Deep Learning Style Transfer – Tutorial

styletransferimg

If you’ve ever wanted to be the next Andy Warhol, but just didn’t have the artistic talent, now AI can do it for you. Style transfer neural networks enable you to apply an artistic style to an image. They are created by taking an existing image classification network and using it as a loss function in training the transfer network, comparing transformation output to training images and an example style image, such as a painting. Intuitively, we are using a pre-trained network to train a new network to mix semantic features of a target image with textures from a style image.

We make use of JC Johnson’s fast-neural-style implementation of this process, using his pre-trained VGG16 network to calculate the loss during training. We use K80 GPUs on Rescale to efficiently train the transformation network and then apply the network to new images.

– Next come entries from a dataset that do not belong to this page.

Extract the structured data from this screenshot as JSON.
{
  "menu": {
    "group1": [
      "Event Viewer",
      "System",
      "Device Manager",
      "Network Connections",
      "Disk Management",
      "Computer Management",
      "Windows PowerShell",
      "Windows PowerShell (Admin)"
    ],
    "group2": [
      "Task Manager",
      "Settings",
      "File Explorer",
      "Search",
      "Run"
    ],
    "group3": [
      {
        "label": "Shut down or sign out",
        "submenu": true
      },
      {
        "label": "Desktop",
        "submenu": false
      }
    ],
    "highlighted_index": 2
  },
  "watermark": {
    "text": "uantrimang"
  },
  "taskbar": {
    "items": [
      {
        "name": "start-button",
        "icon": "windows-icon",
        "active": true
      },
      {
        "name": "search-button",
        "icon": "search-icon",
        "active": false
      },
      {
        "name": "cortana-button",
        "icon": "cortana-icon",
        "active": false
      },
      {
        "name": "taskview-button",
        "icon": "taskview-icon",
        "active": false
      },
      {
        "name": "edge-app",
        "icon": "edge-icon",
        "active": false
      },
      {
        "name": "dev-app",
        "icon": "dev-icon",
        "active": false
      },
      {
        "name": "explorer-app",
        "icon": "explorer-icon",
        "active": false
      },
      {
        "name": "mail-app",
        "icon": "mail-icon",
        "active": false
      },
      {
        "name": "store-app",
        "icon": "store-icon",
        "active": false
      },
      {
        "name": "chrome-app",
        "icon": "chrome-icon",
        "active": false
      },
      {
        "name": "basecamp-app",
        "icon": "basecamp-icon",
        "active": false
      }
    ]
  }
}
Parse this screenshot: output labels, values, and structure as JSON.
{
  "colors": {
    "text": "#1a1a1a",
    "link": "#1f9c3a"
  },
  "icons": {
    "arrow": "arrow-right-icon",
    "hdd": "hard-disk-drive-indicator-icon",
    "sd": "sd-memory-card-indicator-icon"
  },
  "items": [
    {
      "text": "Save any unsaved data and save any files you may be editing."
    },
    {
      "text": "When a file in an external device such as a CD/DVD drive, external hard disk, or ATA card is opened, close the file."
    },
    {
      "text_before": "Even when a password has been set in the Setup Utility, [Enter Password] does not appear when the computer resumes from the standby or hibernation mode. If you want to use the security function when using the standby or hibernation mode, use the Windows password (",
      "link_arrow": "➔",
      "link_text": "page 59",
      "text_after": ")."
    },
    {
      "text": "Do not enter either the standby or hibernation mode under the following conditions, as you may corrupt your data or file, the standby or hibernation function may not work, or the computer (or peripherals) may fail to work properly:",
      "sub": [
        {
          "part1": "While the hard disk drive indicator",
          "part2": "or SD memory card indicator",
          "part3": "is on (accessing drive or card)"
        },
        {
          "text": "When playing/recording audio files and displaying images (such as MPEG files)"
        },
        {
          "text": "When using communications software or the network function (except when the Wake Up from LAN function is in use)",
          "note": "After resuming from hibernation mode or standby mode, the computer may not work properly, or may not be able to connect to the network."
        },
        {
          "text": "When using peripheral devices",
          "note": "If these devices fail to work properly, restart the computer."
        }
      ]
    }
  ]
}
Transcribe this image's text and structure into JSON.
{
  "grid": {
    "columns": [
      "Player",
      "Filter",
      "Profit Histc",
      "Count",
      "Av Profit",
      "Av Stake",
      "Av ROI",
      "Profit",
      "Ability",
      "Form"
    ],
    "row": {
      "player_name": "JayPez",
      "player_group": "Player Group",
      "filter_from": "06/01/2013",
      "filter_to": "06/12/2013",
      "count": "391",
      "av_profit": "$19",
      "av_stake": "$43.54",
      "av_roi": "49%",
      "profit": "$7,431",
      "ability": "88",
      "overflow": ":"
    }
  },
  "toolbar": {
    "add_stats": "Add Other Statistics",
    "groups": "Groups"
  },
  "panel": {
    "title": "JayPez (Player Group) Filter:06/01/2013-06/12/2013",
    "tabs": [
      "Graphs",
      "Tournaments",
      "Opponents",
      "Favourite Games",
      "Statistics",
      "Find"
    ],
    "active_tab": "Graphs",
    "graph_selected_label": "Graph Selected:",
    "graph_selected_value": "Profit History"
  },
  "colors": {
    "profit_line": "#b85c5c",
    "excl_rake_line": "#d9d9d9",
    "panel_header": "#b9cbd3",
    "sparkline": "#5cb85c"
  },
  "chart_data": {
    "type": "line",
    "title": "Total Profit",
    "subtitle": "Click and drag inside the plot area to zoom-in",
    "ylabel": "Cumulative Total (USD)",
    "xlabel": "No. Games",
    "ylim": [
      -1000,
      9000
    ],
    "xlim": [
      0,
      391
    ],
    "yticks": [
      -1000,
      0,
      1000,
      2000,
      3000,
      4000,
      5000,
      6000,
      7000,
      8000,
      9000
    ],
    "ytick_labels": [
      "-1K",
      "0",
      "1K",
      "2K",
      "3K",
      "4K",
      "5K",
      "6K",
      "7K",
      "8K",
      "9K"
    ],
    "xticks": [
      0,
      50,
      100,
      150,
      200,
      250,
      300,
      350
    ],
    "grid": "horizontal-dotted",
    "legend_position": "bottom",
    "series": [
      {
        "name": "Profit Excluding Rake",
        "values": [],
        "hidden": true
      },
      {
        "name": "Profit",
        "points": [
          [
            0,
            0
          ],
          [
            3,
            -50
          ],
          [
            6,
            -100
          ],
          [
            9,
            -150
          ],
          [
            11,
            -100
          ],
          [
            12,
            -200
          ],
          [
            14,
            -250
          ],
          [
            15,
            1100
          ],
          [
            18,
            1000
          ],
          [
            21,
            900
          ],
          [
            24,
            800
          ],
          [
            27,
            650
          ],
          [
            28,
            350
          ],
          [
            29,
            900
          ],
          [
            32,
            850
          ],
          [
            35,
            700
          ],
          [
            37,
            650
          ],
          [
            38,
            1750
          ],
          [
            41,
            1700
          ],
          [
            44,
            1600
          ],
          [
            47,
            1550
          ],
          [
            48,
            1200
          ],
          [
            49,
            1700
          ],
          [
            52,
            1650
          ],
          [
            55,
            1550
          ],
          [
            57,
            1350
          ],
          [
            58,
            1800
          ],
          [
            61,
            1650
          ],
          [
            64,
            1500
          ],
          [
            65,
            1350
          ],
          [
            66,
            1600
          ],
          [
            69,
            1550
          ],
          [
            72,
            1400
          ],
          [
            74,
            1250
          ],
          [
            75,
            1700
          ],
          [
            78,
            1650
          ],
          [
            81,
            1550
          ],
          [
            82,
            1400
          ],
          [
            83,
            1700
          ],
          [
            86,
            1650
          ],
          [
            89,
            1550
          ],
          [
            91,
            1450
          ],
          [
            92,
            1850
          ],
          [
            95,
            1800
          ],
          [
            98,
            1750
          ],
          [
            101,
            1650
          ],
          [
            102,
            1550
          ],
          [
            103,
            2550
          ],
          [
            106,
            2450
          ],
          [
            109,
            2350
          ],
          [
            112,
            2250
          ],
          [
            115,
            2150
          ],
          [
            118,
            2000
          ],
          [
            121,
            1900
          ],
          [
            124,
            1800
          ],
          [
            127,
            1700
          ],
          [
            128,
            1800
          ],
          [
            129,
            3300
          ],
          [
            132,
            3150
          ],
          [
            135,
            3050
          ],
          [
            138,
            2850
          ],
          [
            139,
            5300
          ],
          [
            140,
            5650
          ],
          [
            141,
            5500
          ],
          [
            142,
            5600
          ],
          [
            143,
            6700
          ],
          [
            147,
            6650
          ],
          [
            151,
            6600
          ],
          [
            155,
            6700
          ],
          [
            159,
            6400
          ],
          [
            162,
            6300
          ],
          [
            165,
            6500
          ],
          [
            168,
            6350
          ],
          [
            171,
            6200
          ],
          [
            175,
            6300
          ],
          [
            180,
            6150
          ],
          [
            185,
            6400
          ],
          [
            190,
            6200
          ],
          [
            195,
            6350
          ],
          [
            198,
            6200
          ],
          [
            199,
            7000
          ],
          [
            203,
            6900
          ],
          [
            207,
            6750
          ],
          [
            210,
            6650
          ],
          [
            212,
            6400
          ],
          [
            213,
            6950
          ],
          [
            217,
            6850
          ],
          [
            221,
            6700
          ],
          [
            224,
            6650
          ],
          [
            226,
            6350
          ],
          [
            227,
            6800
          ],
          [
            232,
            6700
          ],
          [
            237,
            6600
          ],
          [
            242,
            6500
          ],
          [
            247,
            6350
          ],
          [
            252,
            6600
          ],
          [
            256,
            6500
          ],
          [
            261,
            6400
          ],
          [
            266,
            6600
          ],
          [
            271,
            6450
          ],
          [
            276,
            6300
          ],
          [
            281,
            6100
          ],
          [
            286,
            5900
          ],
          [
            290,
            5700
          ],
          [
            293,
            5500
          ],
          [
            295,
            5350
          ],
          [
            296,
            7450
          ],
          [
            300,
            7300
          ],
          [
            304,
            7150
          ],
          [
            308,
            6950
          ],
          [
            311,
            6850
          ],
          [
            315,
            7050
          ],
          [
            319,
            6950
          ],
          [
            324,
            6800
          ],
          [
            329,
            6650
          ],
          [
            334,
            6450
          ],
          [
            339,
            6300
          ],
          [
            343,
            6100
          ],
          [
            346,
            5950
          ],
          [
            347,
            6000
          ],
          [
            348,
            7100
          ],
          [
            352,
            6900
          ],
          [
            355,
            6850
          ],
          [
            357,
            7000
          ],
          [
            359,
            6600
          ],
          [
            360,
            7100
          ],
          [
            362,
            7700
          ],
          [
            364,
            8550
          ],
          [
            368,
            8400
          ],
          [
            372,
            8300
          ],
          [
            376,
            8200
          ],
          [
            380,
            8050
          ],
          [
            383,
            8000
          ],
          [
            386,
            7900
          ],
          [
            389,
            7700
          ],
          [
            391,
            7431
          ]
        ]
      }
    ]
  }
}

Style transfer happens in two steps: 1) training the style transfer network itself and 2) applying the transfer model to new images. Below, we show how to set up a Rescale job to perform each step.

Below are four of Rescale’s team members styled to various artworks, including Jackson Pollock, Takashi Murakami, and photo of a skyscraper in Hong Kong. See if you can guess which is which.  

styletransferblogimage

Style Transfer can be easily achieved on Rescale’s cloud computing platform with our new K80 GPU hardware. We’ve included a tutorial along with sample files for you to generate your own neural network artistically rendered images. In this tutorial, you will be able to style Jackson Pollock’s “On Arches” onto a portrait of Clint Eastwood, Darth Vader, David Bowie, and a corgi.

Performing Style Transfer on Rescale
We will now show you how to run your own style transfer job on Rescale. We will create a Torch network training job and run jcjohnson’s fast-neural-style package. This job can then be cloned to train new styles or style new images. You can clone this job on Rescale here.

To start, we upload the following files as input:

fast-neural-style.tar.gz: tarball with jcjohnson’s software downloaded from GitHub.

coco2014.h5.gz: Microsoft COCO 2014 image-in-context training dataset in hdf5 format (this repository is actually a random selection of 1/10 of the original images in COCO 2014).

clint.jpg: image we will style

pollock.jpg: image (artwork) used to style image

vgg16.t7.gz: trained VGG16 model in Torch’s t7 format

inputfiles
Next, we specify that we will be running Torch and which script to run. We first run train.lua. to build the style transfer model using VGG16 as the base model, COCO 2014 as the training dataset, and pollock.jpg as the style. Once the style transfer model, model.t7 is created, we call fast_neural_style.lua to style clint.jpg. After styling is complete, we clean up files we do not need to keep in Rescale storage.

swsettings

We are almost ready to run. Now, select the Obsidian core type, 2 CPU cores (which corresponds to 1 K80 GPU), then hit Submit.

hwsetup

Once our cluster starts and our inputs are synced to the cluster, the initial style model training begins and we see a view like below: 

styletransferstatus1

After training and image styling completes, the result files are synced back and we can view our styled Clint Eastwood:

clint-final

Notice that we also have model.t7 in our output files. This is the Pollock style transfer neural network which we use to style further images. Let’s first make this model file available as an input file:

output-to-input

Now we create a new job with the same code repository, our new model file, and some more images to style. You can clone this job on Rescale here.

styleonly-input

This time, we have uploaded our images as an archive, which will get unpacked after upload and we run fast-neural-style on the resulting input directory. Note how we no longer need to run the more compute-intensive training process.

styleonly-swsettings

Once the training completes, the styled images appear in output_imgs in the results:

output4up

*Special thanks to Mark Whitney for setting up the technical and instructional aspects for this blog post. 

This article was written by Daphne Su.